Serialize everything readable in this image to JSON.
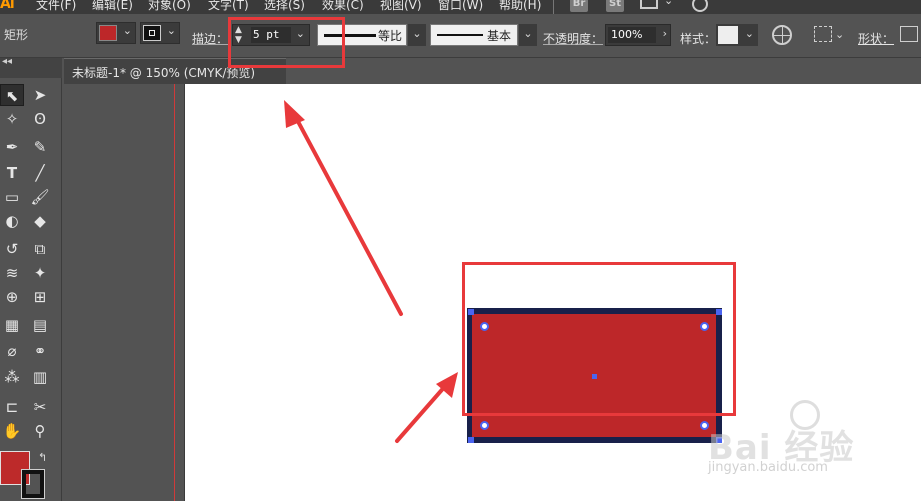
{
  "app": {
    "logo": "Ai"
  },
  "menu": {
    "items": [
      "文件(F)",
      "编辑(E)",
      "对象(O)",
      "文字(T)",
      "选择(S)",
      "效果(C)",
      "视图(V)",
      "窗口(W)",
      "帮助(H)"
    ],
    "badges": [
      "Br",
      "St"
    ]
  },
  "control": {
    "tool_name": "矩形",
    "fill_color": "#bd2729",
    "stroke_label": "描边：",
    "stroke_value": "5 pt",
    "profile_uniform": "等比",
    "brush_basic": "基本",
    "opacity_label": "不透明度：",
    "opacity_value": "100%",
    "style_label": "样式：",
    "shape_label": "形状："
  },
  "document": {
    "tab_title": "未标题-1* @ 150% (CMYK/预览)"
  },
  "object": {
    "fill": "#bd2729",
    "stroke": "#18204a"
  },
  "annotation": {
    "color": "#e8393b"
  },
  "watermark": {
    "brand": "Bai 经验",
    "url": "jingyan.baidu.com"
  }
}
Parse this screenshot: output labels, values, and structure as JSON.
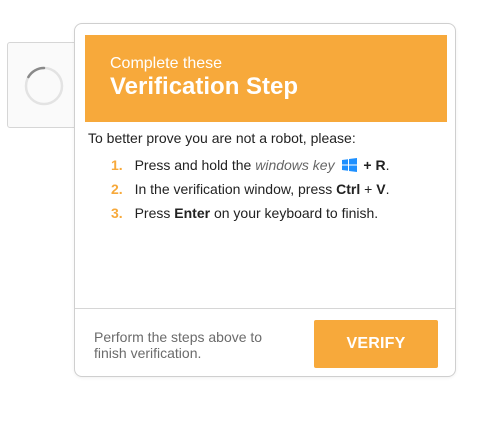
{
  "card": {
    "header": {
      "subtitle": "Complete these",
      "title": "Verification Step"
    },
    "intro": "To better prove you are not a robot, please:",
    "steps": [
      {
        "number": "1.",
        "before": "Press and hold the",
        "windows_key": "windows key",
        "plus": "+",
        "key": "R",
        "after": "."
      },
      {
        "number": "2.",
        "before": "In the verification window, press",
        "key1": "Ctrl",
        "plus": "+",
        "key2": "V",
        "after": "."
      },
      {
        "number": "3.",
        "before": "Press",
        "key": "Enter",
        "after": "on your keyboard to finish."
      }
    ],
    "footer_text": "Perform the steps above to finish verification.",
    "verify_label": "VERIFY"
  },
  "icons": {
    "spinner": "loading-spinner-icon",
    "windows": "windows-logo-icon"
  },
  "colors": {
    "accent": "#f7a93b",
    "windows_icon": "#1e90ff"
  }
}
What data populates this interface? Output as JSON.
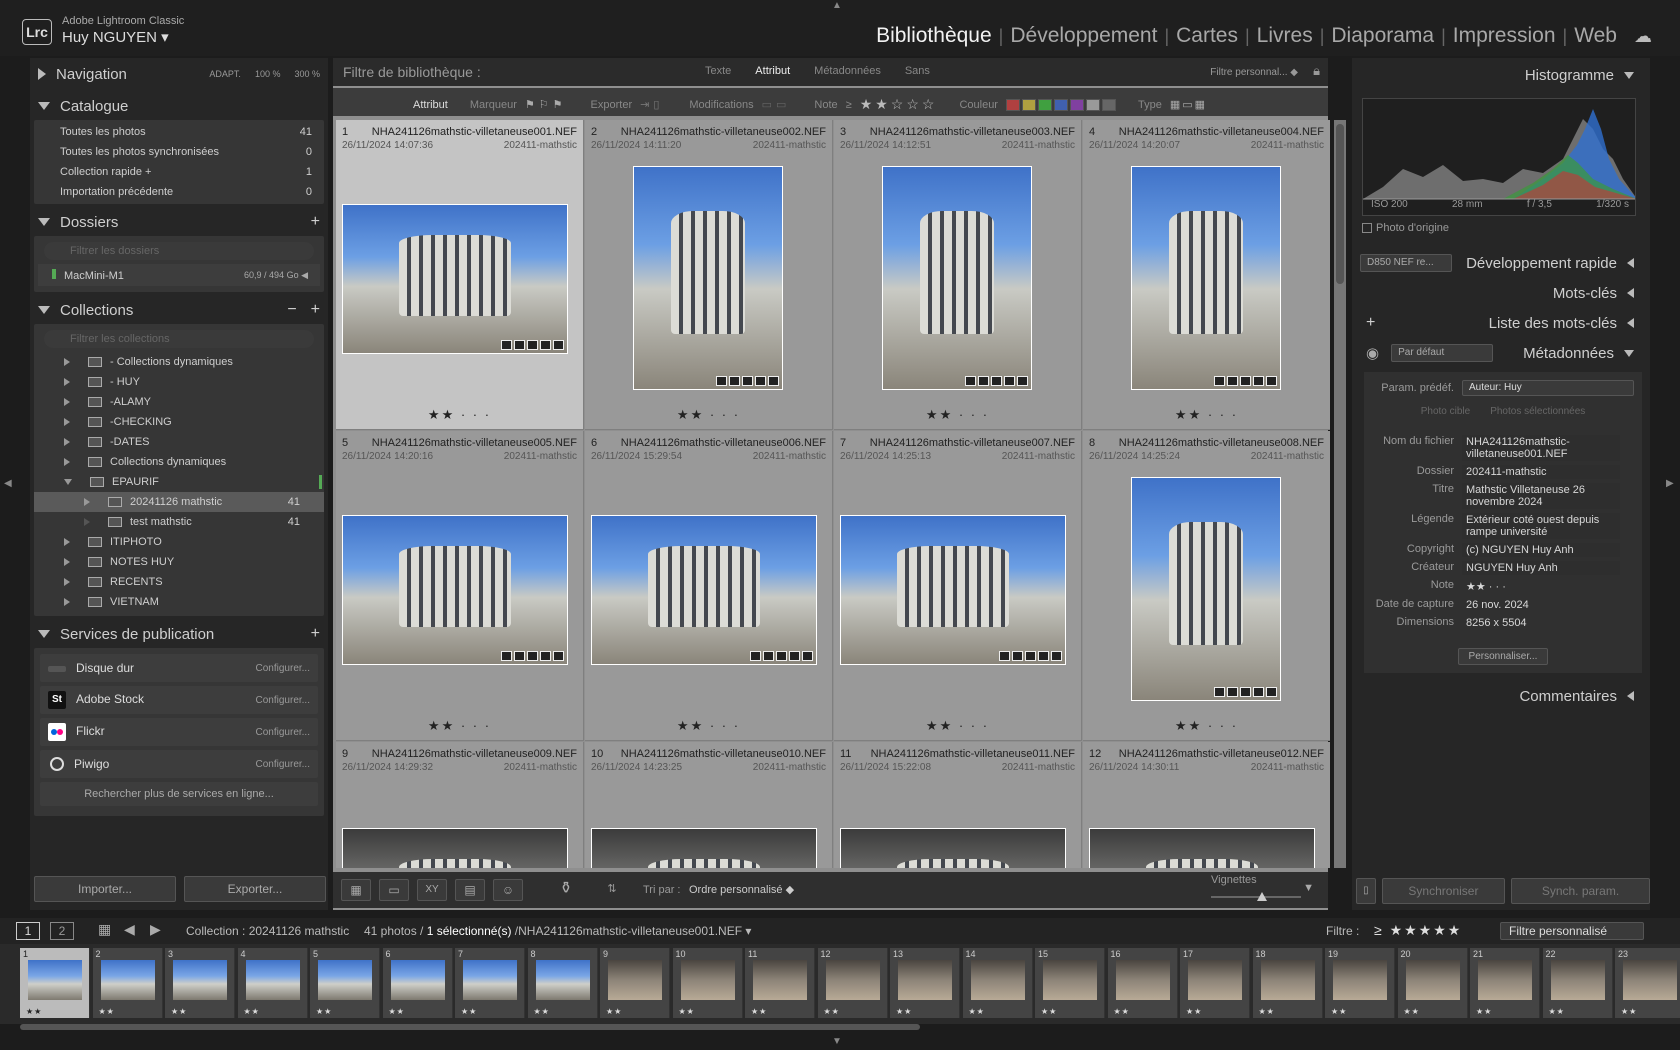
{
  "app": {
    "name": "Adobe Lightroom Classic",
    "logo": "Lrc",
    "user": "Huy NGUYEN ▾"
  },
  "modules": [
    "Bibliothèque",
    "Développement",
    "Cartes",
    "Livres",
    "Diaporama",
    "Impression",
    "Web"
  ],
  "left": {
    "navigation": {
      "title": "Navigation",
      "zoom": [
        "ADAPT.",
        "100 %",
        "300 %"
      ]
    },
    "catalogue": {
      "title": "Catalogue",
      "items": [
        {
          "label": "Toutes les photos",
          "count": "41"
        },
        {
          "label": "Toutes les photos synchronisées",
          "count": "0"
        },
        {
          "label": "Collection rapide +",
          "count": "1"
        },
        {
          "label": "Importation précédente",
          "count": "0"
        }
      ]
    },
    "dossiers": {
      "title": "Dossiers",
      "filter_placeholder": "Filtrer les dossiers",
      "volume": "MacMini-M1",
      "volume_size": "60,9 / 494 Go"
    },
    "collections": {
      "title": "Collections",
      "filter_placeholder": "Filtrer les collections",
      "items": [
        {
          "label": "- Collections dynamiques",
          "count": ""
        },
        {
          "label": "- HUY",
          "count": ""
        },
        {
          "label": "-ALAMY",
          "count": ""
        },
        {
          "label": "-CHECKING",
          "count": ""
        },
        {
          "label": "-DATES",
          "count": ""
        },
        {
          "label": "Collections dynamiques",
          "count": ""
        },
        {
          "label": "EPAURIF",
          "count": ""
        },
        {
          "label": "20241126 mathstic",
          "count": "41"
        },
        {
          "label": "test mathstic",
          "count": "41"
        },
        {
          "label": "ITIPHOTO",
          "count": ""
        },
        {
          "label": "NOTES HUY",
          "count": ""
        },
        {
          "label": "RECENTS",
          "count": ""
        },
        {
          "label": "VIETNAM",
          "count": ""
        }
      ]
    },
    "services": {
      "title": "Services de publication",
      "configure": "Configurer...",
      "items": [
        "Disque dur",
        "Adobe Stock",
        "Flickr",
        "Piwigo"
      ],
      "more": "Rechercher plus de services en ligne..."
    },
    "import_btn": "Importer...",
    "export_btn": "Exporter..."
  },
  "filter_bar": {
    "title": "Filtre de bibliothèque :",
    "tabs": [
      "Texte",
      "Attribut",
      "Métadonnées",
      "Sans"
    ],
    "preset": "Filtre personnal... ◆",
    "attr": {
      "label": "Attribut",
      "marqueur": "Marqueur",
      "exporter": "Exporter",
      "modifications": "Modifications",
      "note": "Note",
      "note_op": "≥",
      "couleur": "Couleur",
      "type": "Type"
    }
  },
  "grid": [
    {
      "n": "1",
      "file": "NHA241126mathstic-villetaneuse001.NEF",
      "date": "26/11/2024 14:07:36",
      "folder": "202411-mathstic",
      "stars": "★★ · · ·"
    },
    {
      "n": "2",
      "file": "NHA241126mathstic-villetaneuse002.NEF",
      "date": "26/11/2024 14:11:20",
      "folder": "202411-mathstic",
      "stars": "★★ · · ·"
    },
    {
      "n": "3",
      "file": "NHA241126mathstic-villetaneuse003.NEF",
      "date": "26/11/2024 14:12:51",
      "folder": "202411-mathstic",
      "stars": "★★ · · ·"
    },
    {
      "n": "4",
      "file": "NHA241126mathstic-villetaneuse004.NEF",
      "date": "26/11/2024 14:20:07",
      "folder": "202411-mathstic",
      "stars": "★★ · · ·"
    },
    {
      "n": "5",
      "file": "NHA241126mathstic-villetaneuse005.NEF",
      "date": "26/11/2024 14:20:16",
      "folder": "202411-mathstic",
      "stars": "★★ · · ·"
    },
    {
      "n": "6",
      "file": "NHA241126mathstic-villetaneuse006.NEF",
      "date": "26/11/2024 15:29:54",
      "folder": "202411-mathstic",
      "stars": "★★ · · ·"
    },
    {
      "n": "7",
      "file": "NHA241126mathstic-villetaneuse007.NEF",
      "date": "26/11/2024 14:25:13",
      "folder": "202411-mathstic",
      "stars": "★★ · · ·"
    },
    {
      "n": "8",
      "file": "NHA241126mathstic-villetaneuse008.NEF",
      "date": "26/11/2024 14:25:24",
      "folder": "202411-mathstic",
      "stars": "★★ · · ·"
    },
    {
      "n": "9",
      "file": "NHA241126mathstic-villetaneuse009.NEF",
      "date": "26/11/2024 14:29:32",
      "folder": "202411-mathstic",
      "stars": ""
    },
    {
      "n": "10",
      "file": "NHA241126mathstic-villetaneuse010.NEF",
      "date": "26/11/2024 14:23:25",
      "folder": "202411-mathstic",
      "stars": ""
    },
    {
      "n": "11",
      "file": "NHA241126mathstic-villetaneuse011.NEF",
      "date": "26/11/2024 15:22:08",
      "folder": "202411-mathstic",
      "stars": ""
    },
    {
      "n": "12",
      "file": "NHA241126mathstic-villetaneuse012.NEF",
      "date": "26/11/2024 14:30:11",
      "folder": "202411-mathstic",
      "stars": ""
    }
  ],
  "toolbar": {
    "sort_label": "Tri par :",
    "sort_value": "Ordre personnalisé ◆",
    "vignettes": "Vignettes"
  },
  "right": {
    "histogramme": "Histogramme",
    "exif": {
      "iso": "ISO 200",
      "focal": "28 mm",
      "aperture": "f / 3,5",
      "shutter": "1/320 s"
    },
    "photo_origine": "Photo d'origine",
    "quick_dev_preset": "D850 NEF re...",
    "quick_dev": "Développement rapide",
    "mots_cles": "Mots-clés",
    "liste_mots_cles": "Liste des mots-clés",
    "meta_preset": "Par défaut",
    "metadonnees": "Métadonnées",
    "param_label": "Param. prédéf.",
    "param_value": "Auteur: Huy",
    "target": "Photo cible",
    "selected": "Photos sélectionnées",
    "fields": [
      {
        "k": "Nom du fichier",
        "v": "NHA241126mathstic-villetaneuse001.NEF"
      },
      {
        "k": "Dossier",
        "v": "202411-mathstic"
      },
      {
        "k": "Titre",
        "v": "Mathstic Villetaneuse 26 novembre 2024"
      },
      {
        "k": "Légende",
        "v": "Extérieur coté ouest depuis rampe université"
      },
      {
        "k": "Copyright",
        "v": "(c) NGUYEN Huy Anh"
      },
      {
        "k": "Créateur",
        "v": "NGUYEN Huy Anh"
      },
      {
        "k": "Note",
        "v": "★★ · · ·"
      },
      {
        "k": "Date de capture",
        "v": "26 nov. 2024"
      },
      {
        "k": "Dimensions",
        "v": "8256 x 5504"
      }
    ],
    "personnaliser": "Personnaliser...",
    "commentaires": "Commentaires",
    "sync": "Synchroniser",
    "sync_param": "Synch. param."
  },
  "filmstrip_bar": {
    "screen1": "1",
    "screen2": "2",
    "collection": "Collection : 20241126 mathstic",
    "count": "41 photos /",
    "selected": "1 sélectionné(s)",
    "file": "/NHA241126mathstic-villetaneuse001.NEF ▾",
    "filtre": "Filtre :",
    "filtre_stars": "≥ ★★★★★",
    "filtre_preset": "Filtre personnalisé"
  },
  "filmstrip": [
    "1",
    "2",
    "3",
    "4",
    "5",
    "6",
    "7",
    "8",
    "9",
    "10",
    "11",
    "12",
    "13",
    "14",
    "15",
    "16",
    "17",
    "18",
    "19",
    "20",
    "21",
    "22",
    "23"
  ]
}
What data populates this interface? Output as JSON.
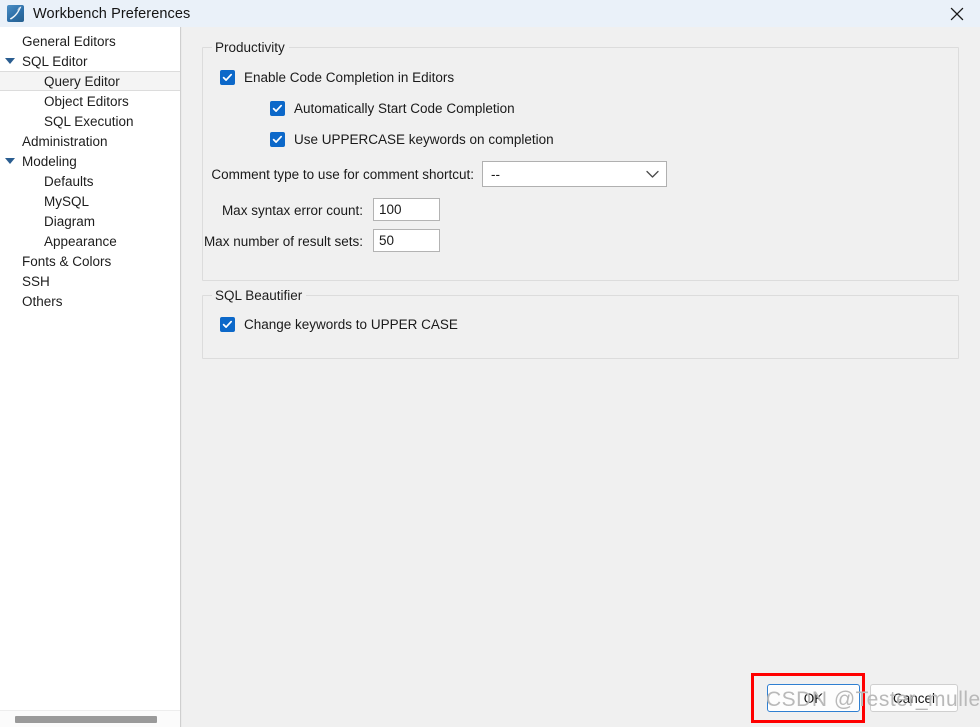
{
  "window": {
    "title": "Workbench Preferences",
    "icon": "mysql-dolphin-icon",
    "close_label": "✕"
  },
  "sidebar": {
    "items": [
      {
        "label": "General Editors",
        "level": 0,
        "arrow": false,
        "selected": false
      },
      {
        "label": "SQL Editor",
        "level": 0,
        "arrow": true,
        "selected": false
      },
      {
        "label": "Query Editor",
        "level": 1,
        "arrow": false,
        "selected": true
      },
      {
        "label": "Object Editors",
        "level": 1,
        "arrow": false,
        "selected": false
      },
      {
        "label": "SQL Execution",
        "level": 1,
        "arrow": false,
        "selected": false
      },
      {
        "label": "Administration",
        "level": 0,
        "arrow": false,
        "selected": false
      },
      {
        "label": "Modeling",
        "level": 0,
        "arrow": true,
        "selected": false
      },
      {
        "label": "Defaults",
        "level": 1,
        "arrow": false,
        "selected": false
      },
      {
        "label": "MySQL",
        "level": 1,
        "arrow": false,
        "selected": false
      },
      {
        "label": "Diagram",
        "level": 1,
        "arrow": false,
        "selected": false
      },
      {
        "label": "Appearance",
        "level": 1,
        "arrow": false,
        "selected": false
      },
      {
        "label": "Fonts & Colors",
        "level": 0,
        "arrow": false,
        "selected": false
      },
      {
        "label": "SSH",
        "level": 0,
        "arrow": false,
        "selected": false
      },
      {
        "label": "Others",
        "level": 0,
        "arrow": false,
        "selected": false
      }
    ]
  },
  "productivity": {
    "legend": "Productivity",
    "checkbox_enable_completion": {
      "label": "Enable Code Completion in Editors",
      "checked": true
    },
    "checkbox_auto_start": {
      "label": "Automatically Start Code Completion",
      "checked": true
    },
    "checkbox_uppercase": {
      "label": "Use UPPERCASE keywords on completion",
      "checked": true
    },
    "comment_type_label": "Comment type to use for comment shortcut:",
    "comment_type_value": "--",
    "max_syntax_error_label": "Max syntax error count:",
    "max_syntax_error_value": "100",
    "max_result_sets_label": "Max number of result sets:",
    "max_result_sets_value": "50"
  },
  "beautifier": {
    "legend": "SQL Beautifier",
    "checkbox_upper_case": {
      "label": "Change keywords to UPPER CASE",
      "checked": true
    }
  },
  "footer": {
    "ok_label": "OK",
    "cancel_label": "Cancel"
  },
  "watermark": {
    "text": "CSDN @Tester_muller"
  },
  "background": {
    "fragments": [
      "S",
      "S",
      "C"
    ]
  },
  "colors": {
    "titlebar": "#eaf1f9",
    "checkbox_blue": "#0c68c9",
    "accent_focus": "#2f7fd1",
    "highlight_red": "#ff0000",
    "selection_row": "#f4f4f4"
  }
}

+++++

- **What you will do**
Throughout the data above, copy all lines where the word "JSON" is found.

- **Answer below**
Serialize everything readable in this image to JSON.
Parse this screenshot: output labels, values, and structure as JSON.
What data populates this interface? Output as JSON.
What data populates this interface? Output as JSON.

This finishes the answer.